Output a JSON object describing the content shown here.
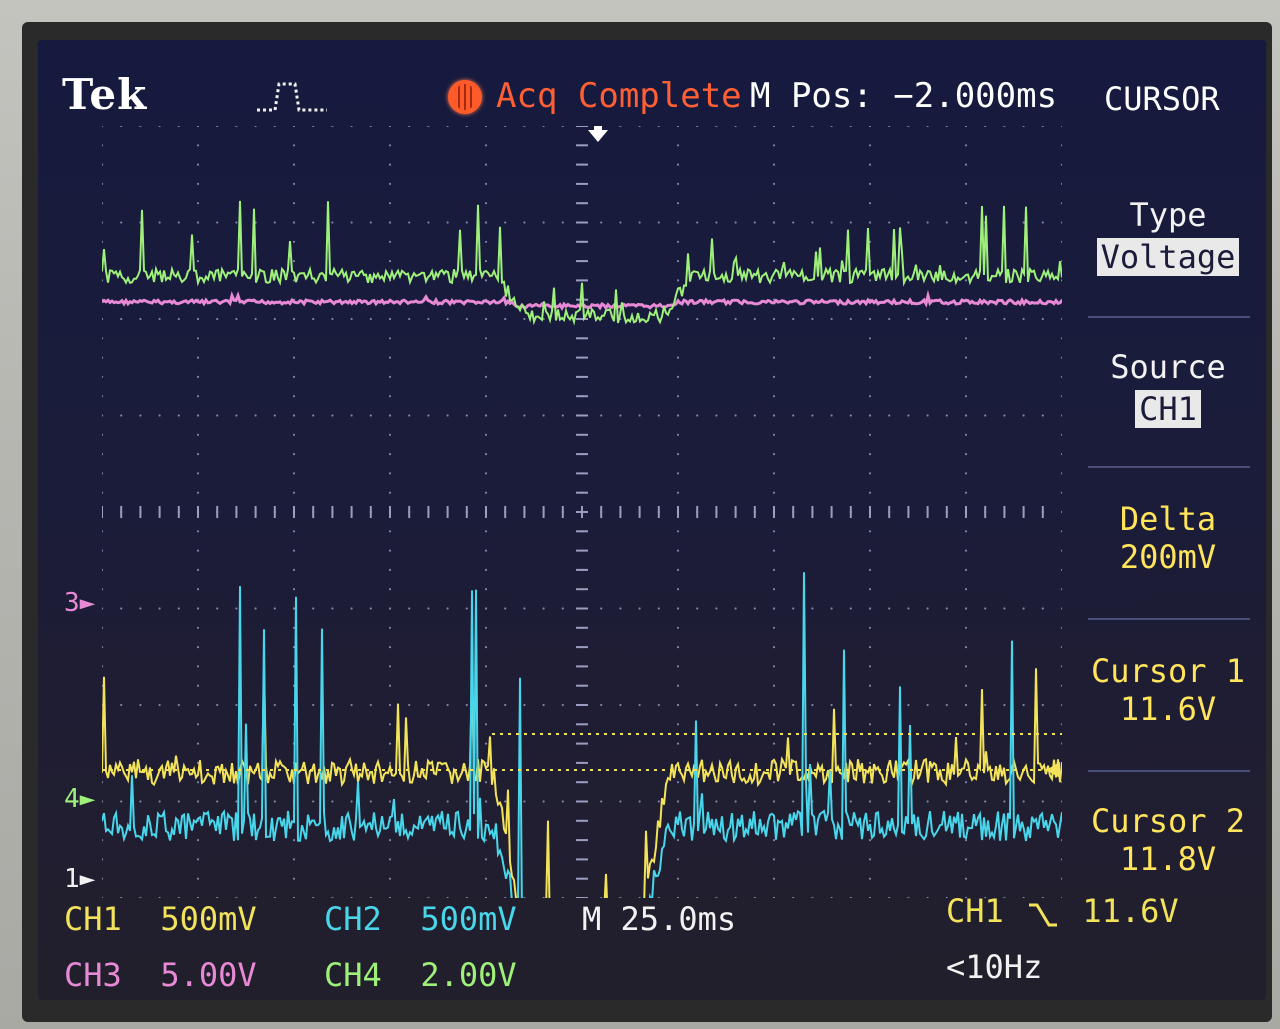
{
  "header": {
    "brand": "Tek",
    "acq_status": "Acq Complete",
    "m_pos": "M Pos: −2.000ms",
    "menu_title": "CURSOR"
  },
  "menu": {
    "type_label": "Type",
    "type_value": "Voltage",
    "source_label": "Source",
    "source_value": "CH1",
    "delta_label": "Delta",
    "delta_value": "200mV",
    "cursor1_label": "Cursor 1",
    "cursor1_value": "11.6V",
    "cursor2_label": "Cursor 2",
    "cursor2_value": "11.8V"
  },
  "markers": {
    "ch3": "3",
    "ch4": "4",
    "ch1": "1"
  },
  "channels": {
    "ch1": {
      "label": "CH1",
      "scale": "500mV"
    },
    "ch2": {
      "label": "CH2",
      "scale": "500mV"
    },
    "ch3": {
      "label": "CH3",
      "scale": "5.00V"
    },
    "ch4": {
      "label": "CH4",
      "scale": "2.00V"
    }
  },
  "timebase": "M 25.0ms",
  "trigger": {
    "source": "CH1",
    "slope_icon": "falling-edge-icon",
    "level": "11.6V",
    "freq": "<10Hz"
  },
  "colors": {
    "ch1": "#f2e35a",
    "ch2": "#49d6ea",
    "ch3": "#e889d6",
    "ch4": "#9ef07a",
    "acq": "#ff5f35"
  },
  "icons": [
    "trigger-pulse-icon",
    "acq-status-icon",
    "trigger-position-icon",
    "falling-edge-icon",
    "cursor-arrow-icon"
  ]
}
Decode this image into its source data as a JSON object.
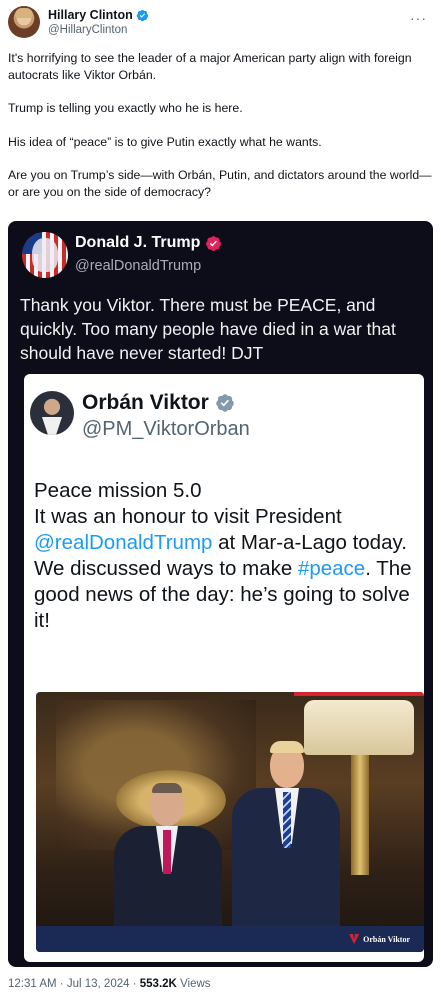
{
  "tweet": {
    "author": {
      "name": "Hillary Clinton",
      "handle": "@HillaryClinton",
      "verified_color": "#1d9bf0"
    },
    "more_icon": "more-dots-icon",
    "paragraphs": [
      "It's horrifying to see the leader of a major American party align with foreign autocrats like Viktor Orbán.",
      "Trump is telling you exactly who he is here.",
      "His idea of “peace” is to give Putin exactly what he wants.",
      "Are you on Trump’s side—with Orbán, Putin, and dictators around the world—or are you on the side of democracy?"
    ],
    "meta": {
      "time": "12:31 AM",
      "date": "Jul 13, 2024",
      "separator": "·",
      "views_count": "553.2K",
      "views_label": "Views"
    }
  },
  "embed": {
    "author": {
      "name": "Donald J. Trump",
      "handle": "@realDonaldTrump",
      "badge_color": "#e0245e"
    },
    "text": "Thank you Viktor. There must be PEACE, and quickly. Too many people have died in a war that should have never started! DJT",
    "inner": {
      "author": {
        "name": "Orbán Viktor",
        "handle": "@PM_ViktorOrban",
        "badge_color": "#829aab"
      },
      "text_parts": {
        "p1": "Peace mission 5.0",
        "p2": "It was an honour to visit President ",
        "link1": "@realDonaldTrump",
        "p3": " at Mar-a-Lago today. We discussed ways to make ",
        "link2": "#peace",
        "p4": ". The good news of the day: he’s going to solve it!"
      },
      "photo_brand": "Orbán Viktor",
      "link_color": "#1d9bf0"
    }
  }
}
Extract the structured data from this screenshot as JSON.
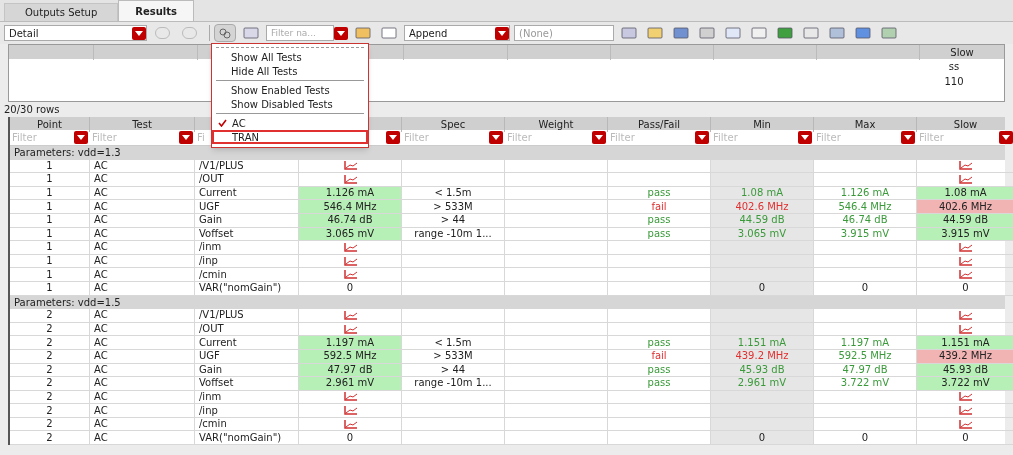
{
  "tabs": [
    {
      "label": "Outputs Setup",
      "selected": false
    },
    {
      "label": "Results",
      "selected": true
    }
  ],
  "toolbar": {
    "view_select": "Detail",
    "filter_field": {
      "placeholder": "Filter na..."
    },
    "append_select": "Append",
    "history_select": "(None)"
  },
  "menu": {
    "items": [
      {
        "kind": "item",
        "label": "Show All Tests"
      },
      {
        "kind": "item",
        "label": "Hide All Tests"
      },
      {
        "kind": "separator"
      },
      {
        "kind": "item",
        "label": "Show Enabled Tests"
      },
      {
        "kind": "item",
        "label": "Show Disabled Tests"
      },
      {
        "kind": "separator"
      },
      {
        "kind": "check",
        "label": "AC",
        "checked": true,
        "highlighted": false
      },
      {
        "kind": "check",
        "label": "TRAN",
        "checked": false,
        "highlighted": true
      }
    ]
  },
  "summary": {
    "column": "Slow",
    "values": [
      "ss",
      "110"
    ]
  },
  "row_count": "20/30 rows",
  "table": {
    "columns": [
      {
        "label": "Point",
        "placeholder": "Filter",
        "highlighted": false
      },
      {
        "label": "Test",
        "placeholder": "Filter",
        "highlighted": false
      },
      {
        "placeholder": "Fi",
        "highlighted": false
      },
      {
        "highlighted": false
      },
      {
        "label": "Spec",
        "placeholder": "Filter",
        "highlighted": false
      },
      {
        "label": "Weight",
        "placeholder": "Filter",
        "highlighted": false
      },
      {
        "label": "Pass/Fail",
        "placeholder": "Filter",
        "highlighted": false
      },
      {
        "label": "Min",
        "placeholder": "Filter",
        "highlighted": true
      },
      {
        "label": "Max",
        "placeholder": "Filter",
        "highlighted": false
      },
      {
        "label": "Slow",
        "placeholder": "Filter",
        "highlighted": false
      }
    ],
    "groups": [
      {
        "label": "Parameters: vdd=1.3",
        "rows": [
          [
            "1",
            "AC",
            "/V1/PLUS",
            {
              "kind": "plot"
            },
            null,
            null,
            null,
            null,
            null,
            {
              "kind": "plot"
            }
          ],
          [
            "1",
            "AC",
            "/OUT",
            {
              "kind": "plot"
            },
            null,
            null,
            null,
            null,
            null,
            {
              "kind": "plot"
            }
          ],
          [
            "1",
            "AC",
            "Current",
            {
              "kind": "value",
              "text": "1.126 mA",
              "passed": true
            },
            "< 1.5m",
            null,
            {
              "kind": "value",
              "text": "pass",
              "passed": true
            },
            {
              "kind": "value",
              "text": "1.08 mA",
              "passed": true
            },
            {
              "kind": "value",
              "text": "1.126 mA",
              "passed": true
            },
            {
              "kind": "value",
              "text": "1.08 mA",
              "passed": true
            }
          ],
          [
            "1",
            "AC",
            "UGF",
            {
              "kind": "value",
              "text": "546.4 MHz",
              "passed": true
            },
            "> 533M",
            null,
            {
              "kind": "value",
              "text": "fail",
              "passed": false
            },
            {
              "kind": "value",
              "text": "402.6 MHz",
              "passed": false
            },
            {
              "kind": "value",
              "text": "546.4 MHz",
              "passed": true
            },
            {
              "kind": "value",
              "text": "402.6 MHz",
              "passed": false
            }
          ],
          [
            "1",
            "AC",
            "Gain",
            {
              "kind": "value",
              "text": "46.74 dB",
              "passed": true
            },
            "> 44",
            null,
            {
              "kind": "value",
              "text": "pass",
              "passed": true
            },
            {
              "kind": "value",
              "text": "44.59 dB",
              "passed": true
            },
            {
              "kind": "value",
              "text": "46.74 dB",
              "passed": true
            },
            {
              "kind": "value",
              "text": "44.59 dB",
              "passed": true
            }
          ],
          [
            "1",
            "AC",
            "Voffset",
            {
              "kind": "value",
              "text": "3.065 mV",
              "passed": true
            },
            "range -10m 1...",
            null,
            {
              "kind": "value",
              "text": "pass",
              "passed": true
            },
            {
              "kind": "value",
              "text": "3.065 mV",
              "passed": true
            },
            {
              "kind": "value",
              "text": "3.915 mV",
              "passed": true
            },
            {
              "kind": "value",
              "text": "3.915 mV",
              "passed": true
            }
          ],
          [
            "1",
            "AC",
            "/inm",
            {
              "kind": "plot"
            },
            null,
            null,
            null,
            null,
            null,
            {
              "kind": "plot"
            }
          ],
          [
            "1",
            "AC",
            "/inp",
            {
              "kind": "plot"
            },
            null,
            null,
            null,
            null,
            null,
            {
              "kind": "plot"
            }
          ],
          [
            "1",
            "AC",
            "/cmin",
            {
              "kind": "plot"
            },
            null,
            null,
            null,
            null,
            null,
            {
              "kind": "plot"
            }
          ],
          [
            "1",
            "AC",
            "VAR(\"nomGain\")",
            "0",
            null,
            null,
            null,
            "0",
            "0",
            "0"
          ]
        ]
      },
      {
        "label": "Parameters: vdd=1.5",
        "rows": [
          [
            "2",
            "AC",
            "/V1/PLUS",
            {
              "kind": "plot"
            },
            null,
            null,
            null,
            null,
            null,
            {
              "kind": "plot"
            }
          ],
          [
            "2",
            "AC",
            "/OUT",
            {
              "kind": "plot"
            },
            null,
            null,
            null,
            null,
            null,
            {
              "kind": "plot"
            }
          ],
          [
            "2",
            "AC",
            "Current",
            {
              "kind": "value",
              "text": "1.197 mA",
              "passed": true
            },
            "< 1.5m",
            null,
            {
              "kind": "value",
              "text": "pass",
              "passed": true
            },
            {
              "kind": "value",
              "text": "1.151 mA",
              "passed": true
            },
            {
              "kind": "value",
              "text": "1.197 mA",
              "passed": true
            },
            {
              "kind": "value",
              "text": "1.151 mA",
              "passed": true
            }
          ],
          [
            "2",
            "AC",
            "UGF",
            {
              "kind": "value",
              "text": "592.5 MHz",
              "passed": true
            },
            "> 533M",
            null,
            {
              "kind": "value",
              "text": "fail",
              "passed": false
            },
            {
              "kind": "value",
              "text": "439.2 MHz",
              "passed": false
            },
            {
              "kind": "value",
              "text": "592.5 MHz",
              "passed": true
            },
            {
              "kind": "value",
              "text": "439.2 MHz",
              "passed": false
            }
          ],
          [
            "2",
            "AC",
            "Gain",
            {
              "kind": "value",
              "text": "47.97 dB",
              "passed": true
            },
            "> 44",
            null,
            {
              "kind": "value",
              "text": "pass",
              "passed": true
            },
            {
              "kind": "value",
              "text": "45.93 dB",
              "passed": true
            },
            {
              "kind": "value",
              "text": "47.97 dB",
              "passed": true
            },
            {
              "kind": "value",
              "text": "45.93 dB",
              "passed": true
            }
          ],
          [
            "2",
            "AC",
            "Voffset",
            {
              "kind": "value",
              "text": "2.961 mV",
              "passed": true
            },
            "range -10m 1...",
            null,
            {
              "kind": "value",
              "text": "pass",
              "passed": true
            },
            {
              "kind": "value",
              "text": "2.961 mV",
              "passed": true
            },
            {
              "kind": "value",
              "text": "3.722 mV",
              "passed": true
            },
            {
              "kind": "value",
              "text": "3.722 mV",
              "passed": true
            }
          ],
          [
            "2",
            "AC",
            "/inm",
            {
              "kind": "plot"
            },
            null,
            null,
            null,
            null,
            null,
            {
              "kind": "plot"
            }
          ],
          [
            "2",
            "AC",
            "/inp",
            {
              "kind": "plot"
            },
            null,
            null,
            null,
            null,
            null,
            {
              "kind": "plot"
            }
          ],
          [
            "2",
            "AC",
            "/cmin",
            {
              "kind": "plot"
            },
            null,
            null,
            null,
            null,
            null,
            {
              "kind": "plot"
            }
          ],
          [
            "2",
            "AC",
            "VAR(\"nomGain\")",
            "0",
            null,
            null,
            null,
            "0",
            "0",
            "0"
          ]
        ]
      }
    ]
  }
}
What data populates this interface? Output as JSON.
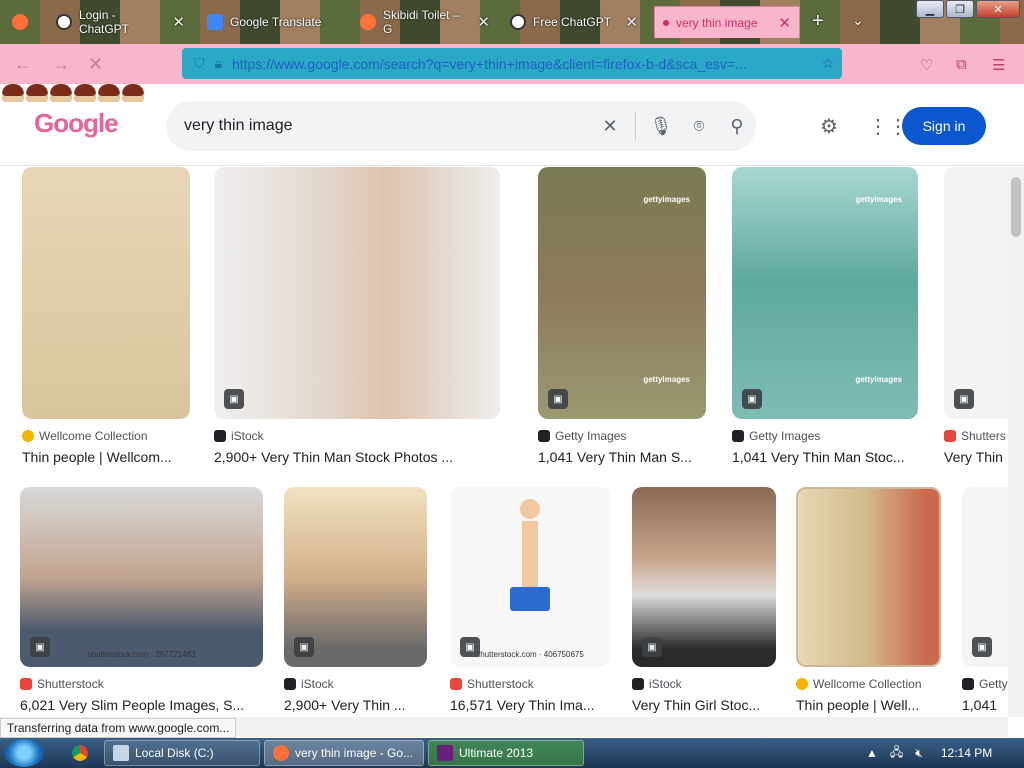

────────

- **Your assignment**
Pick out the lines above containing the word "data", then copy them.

- **Result of this task**
Decode this image into its source data as a JSON object.
Extract the structured data from this screenshot as JSON.
What data populates this interface? Output as JSON.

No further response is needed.